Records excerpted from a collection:

+++++

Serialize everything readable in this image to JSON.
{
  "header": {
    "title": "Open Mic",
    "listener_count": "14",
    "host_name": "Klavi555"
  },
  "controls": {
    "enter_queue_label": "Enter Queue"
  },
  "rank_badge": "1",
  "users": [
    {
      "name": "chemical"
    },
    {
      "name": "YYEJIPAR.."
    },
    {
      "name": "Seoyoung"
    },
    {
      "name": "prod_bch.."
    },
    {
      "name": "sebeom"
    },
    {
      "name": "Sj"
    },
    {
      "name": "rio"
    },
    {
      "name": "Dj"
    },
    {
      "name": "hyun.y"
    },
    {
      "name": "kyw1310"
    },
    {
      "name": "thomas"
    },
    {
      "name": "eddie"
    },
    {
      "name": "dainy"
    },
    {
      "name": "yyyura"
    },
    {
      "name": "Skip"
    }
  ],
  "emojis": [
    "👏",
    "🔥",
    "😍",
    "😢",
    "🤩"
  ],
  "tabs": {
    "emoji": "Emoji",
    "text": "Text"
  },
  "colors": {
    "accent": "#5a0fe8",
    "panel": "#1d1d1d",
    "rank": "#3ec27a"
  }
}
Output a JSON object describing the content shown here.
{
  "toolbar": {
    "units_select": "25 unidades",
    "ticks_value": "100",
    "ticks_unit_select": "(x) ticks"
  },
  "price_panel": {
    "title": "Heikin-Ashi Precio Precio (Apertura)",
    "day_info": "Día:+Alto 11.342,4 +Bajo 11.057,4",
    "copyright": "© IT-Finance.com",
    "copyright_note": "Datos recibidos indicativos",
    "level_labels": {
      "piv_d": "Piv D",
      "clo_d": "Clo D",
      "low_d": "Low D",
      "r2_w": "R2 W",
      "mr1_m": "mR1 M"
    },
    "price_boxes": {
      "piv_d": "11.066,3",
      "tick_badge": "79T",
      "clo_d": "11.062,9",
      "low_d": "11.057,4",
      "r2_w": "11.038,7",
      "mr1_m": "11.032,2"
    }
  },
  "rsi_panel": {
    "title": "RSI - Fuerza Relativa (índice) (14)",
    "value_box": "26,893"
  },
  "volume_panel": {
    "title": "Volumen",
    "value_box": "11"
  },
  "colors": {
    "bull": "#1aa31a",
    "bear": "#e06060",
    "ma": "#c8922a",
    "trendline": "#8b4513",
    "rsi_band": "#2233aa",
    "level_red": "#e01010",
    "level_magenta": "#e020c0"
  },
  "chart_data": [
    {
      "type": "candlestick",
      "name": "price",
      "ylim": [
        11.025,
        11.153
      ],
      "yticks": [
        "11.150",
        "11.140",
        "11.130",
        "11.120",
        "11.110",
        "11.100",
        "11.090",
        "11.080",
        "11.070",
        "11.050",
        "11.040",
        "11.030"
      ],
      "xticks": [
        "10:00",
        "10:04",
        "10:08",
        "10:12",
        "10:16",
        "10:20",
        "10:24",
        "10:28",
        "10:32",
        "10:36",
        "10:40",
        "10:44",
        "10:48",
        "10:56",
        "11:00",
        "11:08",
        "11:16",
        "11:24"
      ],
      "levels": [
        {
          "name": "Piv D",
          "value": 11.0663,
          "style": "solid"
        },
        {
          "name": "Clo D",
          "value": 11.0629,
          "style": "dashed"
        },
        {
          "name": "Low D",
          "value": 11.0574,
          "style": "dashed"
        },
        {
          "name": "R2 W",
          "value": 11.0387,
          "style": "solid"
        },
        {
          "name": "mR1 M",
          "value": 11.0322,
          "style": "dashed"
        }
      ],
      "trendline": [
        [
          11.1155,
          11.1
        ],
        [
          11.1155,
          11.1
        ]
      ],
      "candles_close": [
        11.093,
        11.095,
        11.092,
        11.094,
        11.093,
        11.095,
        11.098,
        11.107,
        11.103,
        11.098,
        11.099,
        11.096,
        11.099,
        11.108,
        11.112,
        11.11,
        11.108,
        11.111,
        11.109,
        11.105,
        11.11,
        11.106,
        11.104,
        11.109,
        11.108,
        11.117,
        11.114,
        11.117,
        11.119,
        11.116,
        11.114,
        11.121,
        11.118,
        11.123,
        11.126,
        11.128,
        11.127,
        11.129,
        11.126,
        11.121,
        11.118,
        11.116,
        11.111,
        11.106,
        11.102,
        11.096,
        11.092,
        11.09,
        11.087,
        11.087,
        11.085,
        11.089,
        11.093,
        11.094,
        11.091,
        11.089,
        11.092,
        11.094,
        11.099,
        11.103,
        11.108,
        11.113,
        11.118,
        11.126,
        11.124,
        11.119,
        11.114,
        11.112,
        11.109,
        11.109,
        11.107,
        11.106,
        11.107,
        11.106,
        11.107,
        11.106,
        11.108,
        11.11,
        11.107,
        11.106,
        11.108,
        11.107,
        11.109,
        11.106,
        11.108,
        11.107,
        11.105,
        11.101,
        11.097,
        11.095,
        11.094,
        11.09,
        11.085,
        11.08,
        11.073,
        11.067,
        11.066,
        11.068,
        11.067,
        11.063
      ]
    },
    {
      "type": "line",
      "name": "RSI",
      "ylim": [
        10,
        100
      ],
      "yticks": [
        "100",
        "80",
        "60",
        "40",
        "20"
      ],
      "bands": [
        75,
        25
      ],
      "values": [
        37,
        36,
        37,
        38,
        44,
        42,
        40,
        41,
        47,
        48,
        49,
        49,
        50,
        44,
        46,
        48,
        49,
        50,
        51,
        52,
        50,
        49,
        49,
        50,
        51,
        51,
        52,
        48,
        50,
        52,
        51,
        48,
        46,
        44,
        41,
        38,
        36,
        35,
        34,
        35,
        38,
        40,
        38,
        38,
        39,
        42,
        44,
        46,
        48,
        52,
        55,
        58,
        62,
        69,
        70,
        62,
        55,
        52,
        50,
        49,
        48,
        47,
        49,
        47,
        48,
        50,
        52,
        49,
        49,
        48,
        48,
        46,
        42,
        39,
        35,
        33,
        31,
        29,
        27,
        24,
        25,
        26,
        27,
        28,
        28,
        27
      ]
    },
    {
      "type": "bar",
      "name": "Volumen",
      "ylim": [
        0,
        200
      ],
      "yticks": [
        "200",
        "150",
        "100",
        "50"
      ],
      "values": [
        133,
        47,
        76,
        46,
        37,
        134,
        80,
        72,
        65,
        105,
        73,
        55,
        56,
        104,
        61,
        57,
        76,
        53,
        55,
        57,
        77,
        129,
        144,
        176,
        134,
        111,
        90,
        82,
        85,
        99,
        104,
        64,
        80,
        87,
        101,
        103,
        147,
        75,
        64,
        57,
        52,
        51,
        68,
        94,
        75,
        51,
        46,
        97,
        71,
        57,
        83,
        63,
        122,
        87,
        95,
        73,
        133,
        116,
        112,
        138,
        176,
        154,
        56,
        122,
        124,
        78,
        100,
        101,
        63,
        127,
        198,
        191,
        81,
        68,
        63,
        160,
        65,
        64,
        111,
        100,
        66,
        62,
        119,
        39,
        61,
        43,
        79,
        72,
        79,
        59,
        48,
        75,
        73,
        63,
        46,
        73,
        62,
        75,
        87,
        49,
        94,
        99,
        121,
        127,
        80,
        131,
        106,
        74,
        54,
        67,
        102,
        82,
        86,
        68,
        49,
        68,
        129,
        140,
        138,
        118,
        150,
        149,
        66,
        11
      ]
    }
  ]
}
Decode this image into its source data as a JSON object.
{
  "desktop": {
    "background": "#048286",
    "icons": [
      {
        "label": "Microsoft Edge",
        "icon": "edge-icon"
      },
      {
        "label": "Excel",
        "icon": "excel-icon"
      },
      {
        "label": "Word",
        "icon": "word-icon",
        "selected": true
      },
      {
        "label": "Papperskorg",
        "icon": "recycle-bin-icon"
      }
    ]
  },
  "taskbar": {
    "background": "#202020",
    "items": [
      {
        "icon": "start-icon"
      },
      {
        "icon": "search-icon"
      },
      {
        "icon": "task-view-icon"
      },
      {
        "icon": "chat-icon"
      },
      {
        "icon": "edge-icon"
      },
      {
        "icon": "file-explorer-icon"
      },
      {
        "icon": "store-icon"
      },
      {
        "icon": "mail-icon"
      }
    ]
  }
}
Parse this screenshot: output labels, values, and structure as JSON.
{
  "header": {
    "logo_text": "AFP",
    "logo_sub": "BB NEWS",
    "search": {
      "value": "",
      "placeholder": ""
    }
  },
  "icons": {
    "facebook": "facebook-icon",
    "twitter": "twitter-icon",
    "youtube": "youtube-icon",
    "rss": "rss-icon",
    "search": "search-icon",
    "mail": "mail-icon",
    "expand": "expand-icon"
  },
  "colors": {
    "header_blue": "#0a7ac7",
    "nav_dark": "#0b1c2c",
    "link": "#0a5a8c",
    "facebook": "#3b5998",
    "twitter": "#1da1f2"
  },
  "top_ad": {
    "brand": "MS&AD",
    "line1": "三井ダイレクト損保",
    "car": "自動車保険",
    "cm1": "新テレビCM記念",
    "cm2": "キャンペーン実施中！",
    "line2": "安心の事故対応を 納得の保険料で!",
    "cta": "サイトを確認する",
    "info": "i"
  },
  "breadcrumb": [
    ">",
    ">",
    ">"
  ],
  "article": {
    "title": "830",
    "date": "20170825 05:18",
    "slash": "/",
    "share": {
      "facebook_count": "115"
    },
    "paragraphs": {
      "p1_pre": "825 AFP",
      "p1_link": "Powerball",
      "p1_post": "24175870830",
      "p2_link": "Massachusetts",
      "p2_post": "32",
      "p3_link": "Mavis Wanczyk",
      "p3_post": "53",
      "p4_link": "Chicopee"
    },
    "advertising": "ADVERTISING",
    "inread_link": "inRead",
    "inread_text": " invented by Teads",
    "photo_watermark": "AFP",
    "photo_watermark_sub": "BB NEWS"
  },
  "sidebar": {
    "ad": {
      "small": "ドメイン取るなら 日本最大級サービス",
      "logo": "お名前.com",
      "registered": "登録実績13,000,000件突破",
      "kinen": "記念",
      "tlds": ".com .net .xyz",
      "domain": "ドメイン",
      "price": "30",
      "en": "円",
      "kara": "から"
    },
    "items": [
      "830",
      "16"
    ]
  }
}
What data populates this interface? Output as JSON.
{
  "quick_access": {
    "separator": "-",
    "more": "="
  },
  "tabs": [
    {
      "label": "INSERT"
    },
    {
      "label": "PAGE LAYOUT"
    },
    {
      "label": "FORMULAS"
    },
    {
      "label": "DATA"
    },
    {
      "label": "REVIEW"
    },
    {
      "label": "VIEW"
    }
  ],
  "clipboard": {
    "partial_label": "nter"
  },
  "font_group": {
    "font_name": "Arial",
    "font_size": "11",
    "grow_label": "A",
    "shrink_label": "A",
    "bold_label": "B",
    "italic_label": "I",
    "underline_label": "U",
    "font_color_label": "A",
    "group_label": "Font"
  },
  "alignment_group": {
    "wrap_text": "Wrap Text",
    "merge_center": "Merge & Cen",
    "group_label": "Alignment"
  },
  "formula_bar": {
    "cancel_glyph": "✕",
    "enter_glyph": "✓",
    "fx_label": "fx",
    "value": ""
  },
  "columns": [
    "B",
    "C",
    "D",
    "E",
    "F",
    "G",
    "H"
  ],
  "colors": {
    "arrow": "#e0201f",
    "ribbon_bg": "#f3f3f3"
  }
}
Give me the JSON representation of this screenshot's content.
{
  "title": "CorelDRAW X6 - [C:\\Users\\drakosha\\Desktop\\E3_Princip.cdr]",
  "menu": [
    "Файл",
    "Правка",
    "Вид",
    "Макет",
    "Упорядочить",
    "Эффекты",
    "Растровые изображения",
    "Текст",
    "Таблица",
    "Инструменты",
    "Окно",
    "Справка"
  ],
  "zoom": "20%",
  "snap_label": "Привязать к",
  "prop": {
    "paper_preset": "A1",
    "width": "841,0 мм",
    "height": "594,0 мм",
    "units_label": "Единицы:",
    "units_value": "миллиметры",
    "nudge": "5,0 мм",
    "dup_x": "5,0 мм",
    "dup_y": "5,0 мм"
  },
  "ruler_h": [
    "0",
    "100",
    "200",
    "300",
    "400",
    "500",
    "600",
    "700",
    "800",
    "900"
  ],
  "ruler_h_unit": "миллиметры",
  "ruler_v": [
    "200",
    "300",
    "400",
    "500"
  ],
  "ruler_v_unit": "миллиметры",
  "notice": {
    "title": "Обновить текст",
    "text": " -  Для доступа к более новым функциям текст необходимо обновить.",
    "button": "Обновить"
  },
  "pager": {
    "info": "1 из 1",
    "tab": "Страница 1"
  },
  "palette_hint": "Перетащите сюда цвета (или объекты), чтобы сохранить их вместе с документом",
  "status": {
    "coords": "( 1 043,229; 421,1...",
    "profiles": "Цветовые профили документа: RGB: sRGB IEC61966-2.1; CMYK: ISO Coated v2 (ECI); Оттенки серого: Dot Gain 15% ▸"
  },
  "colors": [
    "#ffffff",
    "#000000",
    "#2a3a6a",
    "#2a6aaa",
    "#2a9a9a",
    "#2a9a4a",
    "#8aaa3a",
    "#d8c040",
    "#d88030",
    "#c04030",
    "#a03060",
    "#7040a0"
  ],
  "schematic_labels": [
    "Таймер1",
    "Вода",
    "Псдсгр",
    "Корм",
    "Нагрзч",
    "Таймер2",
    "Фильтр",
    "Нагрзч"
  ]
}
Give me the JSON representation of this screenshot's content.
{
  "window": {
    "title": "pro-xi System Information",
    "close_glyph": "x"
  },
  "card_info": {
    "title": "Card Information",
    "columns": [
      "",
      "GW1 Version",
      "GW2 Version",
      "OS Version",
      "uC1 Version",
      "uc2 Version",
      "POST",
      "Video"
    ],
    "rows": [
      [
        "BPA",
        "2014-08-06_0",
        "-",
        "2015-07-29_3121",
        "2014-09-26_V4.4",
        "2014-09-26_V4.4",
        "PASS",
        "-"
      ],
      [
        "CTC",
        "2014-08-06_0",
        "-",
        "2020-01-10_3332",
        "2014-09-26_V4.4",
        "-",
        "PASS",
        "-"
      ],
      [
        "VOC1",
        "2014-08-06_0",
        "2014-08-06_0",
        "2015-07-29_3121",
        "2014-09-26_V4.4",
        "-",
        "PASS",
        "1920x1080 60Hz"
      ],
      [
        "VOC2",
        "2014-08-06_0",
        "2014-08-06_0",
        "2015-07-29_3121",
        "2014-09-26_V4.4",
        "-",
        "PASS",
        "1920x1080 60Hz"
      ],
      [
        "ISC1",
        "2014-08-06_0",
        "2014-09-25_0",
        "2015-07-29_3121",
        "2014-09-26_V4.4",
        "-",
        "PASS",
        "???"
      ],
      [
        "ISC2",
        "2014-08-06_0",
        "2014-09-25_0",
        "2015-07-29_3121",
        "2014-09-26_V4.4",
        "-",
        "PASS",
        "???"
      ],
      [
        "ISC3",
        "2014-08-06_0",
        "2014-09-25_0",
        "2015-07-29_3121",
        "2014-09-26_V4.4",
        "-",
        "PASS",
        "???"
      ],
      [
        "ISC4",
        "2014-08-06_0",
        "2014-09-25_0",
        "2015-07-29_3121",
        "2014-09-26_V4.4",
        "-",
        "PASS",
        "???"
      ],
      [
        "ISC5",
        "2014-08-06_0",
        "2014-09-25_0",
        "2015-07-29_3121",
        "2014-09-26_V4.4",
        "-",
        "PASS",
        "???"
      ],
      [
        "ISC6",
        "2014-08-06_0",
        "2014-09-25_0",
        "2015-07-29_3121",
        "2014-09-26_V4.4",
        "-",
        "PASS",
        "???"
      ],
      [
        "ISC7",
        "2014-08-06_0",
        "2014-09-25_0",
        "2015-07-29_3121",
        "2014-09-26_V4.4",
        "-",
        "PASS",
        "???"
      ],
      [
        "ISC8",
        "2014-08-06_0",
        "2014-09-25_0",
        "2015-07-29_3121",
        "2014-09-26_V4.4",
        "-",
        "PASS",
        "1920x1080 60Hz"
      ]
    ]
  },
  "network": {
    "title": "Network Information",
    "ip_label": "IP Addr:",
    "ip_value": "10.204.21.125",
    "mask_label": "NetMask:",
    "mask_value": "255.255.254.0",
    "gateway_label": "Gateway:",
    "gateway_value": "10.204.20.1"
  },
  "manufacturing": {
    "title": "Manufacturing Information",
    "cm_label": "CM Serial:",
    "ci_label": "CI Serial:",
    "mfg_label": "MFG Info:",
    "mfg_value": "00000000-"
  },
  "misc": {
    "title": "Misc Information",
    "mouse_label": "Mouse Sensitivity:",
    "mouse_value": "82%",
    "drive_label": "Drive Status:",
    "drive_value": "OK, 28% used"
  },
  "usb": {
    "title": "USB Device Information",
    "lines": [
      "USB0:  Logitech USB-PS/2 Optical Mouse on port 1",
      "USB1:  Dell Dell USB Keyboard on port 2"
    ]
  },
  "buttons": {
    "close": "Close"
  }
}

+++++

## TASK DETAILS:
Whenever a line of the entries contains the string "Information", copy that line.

## ANSWER FOR THE TASK:
    "title": "pro-xi System Information",
    "title": "Card Information",
    "title": "Network Information",
    "title": "Manufacturing Information",
    "title": "Misc Information",
    "title": "USB Device Information",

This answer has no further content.